• **What is needed**
Those lines of the records that contain "para" are to be located and copied.

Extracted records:
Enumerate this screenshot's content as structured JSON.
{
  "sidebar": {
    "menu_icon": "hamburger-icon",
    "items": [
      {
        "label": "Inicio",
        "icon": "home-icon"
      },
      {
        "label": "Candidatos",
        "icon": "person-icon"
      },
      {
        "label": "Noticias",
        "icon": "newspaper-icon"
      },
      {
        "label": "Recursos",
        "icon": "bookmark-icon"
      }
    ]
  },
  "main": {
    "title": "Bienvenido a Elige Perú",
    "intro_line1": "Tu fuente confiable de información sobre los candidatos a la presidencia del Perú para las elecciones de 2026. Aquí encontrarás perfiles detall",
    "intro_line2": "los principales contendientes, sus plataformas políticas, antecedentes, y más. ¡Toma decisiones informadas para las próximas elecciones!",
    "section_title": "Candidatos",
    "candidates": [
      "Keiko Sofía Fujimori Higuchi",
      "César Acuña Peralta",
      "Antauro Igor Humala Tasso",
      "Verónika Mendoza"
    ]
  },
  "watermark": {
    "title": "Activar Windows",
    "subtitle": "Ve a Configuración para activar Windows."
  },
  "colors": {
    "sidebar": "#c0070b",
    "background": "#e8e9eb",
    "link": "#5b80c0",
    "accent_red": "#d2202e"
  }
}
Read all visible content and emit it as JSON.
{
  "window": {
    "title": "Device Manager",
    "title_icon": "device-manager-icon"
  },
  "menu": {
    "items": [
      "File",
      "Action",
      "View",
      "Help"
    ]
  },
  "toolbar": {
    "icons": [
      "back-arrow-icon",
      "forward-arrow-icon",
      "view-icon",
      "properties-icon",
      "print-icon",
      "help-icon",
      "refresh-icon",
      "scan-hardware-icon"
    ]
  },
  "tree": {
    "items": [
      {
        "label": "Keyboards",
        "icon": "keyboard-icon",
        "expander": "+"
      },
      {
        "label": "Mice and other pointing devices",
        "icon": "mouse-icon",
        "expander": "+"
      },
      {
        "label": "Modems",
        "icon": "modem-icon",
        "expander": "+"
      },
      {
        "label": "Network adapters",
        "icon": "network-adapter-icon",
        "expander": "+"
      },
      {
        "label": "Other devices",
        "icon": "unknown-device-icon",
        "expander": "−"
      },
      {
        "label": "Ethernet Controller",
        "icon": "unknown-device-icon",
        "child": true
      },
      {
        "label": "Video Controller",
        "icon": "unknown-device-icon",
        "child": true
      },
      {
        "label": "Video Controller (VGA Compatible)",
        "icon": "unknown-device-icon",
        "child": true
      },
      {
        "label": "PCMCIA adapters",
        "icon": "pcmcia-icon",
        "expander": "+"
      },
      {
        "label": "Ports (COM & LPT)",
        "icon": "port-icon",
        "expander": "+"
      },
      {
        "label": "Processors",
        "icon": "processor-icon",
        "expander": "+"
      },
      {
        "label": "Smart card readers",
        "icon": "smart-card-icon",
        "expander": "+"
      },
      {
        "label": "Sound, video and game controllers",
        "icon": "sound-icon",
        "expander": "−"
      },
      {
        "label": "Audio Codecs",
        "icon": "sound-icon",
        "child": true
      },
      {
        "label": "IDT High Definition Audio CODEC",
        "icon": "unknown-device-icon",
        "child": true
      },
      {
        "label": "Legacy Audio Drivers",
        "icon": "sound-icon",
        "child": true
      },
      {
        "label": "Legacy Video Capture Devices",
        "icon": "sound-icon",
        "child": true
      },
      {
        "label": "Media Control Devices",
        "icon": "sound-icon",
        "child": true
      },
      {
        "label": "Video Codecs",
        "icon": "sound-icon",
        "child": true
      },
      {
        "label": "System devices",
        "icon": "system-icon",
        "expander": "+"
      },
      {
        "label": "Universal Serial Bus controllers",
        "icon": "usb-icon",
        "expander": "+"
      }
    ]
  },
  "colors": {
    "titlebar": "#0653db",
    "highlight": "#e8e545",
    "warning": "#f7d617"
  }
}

• **Response**
    "intro_line1": "Tu fuente confiable de información sobre los candidatos a la presidencia del Perú para las elecciones de 2026. Aquí encontrarás perfiles detall",
    "intro_line2": "los principales contendientes, sus plataformas políticas, antecedentes, y más. ¡Toma decisiones informadas para las próximas elecciones!",
    "subtitle": "Ve a Configuración para activar Windows."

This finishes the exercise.